You may notice some bare spots in the garden, which will soon be filled! Hose spigots were just installed this week at the gardens and we now have an improved way to water!!!!! Up to this point, for the past several years, Lenny Linquata has graciously allowed the city to hook up hoses and fill watering cans at his restaurant spigot.
Bee Balm (Monarda didyma)
See previous GMG posts for more information about Gloucester’s Summer Cinema:
Coming This Summer: Free Movie Night
Free Out Door Summer Cinema Series
Helenium autumnale and Dalea purpurea make a cheery bee and butterfly attracting duo!
Dear Friends of the HarborWalk,
I couldn’t decide if the title should read “Help with the HarborWalk” or “HarborWalk MugUp” and as you can see, opted for the MugUp, but we do need help, too. Several beds need weeding and I have a modest batch of annuals we’d like to get in the ground, just as soon as possible. The goal is to whip the butterfly gardens into shape before Fiesta. If you are interested in lending a hand, please send me an email at email@example.com or leave a comment in the the comment section so we can get an idea of how many fabulous homemade Brother’s Brew doughnuts I should purchase! We are meeting at 9am Sunday in front of the Gloucester House Restaurant. We will have some spare tools and please feel free to bring your own. You don’t need to be a gardener and kids are 100 percent welcome.Thank you.
Very best wishes,
Purple Prairie Clover (Dalea purpurea)
While weeding yesterday morning, there were several species of small butterflies flitting about, including a number of Spring Azures. Lots of bees were spied, too. The native Magnolia virginiana and sweet thimbleweeds are in bloom and and a good bunch of Purple Prairie Clover is becoming established. Stop by and take the opportunity to learn about some of our native beauties planted at the HarborWalk.
Gloucester HarborWalk Magnolia virginiana
What a challenge to try to schedule HarborWalk cleanups during the month of April! There’s just one more border along I4-C2, thanks to all our super awesome volunteers, and most gratefully to Lise Breen, who very kindly and all by herself last weekend cleaned up the other half of I4-C2. I will be there Sunday morning at 9am, unless it is raining buckets! Everyone is invited, you don’t have to be a gardener to lend a hand, and we will have extra hand tools and lawn and leaf bags. We hope to see you there!
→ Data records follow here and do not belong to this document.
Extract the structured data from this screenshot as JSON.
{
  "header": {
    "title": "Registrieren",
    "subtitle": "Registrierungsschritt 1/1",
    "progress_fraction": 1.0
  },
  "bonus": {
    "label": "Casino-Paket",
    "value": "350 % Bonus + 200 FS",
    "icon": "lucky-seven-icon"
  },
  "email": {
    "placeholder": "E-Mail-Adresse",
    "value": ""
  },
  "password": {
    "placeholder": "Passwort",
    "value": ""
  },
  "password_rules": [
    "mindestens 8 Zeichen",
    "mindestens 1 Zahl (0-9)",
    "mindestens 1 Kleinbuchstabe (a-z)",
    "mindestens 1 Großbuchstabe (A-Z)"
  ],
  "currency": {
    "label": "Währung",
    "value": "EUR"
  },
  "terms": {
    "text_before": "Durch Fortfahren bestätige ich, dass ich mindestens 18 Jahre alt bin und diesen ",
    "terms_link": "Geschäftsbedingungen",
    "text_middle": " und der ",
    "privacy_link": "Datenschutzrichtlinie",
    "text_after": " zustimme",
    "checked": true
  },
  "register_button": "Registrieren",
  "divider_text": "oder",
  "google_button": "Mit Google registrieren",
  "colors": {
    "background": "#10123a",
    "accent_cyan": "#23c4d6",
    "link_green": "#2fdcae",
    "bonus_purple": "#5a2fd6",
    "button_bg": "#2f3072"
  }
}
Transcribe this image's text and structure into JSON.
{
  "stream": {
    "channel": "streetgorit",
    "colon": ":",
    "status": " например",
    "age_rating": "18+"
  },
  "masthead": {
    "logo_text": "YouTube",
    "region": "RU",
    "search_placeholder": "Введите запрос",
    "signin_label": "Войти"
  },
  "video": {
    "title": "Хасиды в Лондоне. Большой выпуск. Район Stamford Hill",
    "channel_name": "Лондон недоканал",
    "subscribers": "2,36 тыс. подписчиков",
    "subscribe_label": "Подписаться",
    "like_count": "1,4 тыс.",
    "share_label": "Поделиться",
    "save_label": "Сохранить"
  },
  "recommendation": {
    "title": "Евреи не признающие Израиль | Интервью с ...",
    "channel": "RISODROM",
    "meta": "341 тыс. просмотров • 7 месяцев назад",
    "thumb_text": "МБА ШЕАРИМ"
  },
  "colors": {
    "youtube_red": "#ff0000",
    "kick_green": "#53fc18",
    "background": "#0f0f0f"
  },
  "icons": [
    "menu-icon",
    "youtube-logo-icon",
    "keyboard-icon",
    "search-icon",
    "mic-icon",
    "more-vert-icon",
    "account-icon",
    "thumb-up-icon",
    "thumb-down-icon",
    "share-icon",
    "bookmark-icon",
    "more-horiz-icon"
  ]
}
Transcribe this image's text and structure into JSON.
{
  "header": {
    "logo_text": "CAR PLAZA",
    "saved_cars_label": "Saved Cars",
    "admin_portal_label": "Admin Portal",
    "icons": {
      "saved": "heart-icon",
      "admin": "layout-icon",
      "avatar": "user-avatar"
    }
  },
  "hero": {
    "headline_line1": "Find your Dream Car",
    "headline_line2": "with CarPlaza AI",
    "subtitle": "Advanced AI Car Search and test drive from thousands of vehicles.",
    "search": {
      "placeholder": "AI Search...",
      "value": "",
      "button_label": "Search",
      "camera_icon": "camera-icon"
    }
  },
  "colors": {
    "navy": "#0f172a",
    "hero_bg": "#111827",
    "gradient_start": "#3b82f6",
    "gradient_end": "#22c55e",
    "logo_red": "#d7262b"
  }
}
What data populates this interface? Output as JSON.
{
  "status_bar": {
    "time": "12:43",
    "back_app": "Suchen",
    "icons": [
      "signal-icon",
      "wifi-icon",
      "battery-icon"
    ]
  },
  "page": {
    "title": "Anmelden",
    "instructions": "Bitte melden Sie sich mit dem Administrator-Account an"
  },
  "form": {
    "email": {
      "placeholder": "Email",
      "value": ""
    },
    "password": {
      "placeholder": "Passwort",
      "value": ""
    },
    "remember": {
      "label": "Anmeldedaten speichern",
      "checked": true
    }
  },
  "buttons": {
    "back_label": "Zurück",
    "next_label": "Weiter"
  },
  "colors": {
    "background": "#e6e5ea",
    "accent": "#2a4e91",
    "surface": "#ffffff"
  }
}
Gloucester HarborWalk ~ Before Photo of I4-C2
Gloucester HarborWalk ~ After Photo of I4-C2 Summer 2012
Blue skies and warm weather are predicted for tomorrow’s HarborWalk Cleanup. I hope to see you there! You don’t need to be a gardener to pitch in; everyone is welcome!
The order for milkweed seeds and asters in being placed on Monday so please get your orders in before then. Thank you! Read more about the Cape Ann Milkweed project here.
I am presenting 2 lectures this coming week, Monday on Butterfly Gardening in Shrewsbury and Wednesday evening on The Pollinator Garden in North Reading. Please visit the events page of my website for more information.
Reader Dawn Puliafico writes about her recent visit to the Gloucester HarborWalk, “Hot day today! The gardens are lovely! We saw 2 Cabbage White, 1 American Lady, 1 Broad-Winged Skipper and 1 Clouded Sulphur. Not much activity…still nice to see though! We weren’t there long! Too hot! Thanks for your advice! We appreciate it!”
Thank you for writing Dawn.
Monarch Butterfly Nectaring at the Echinacea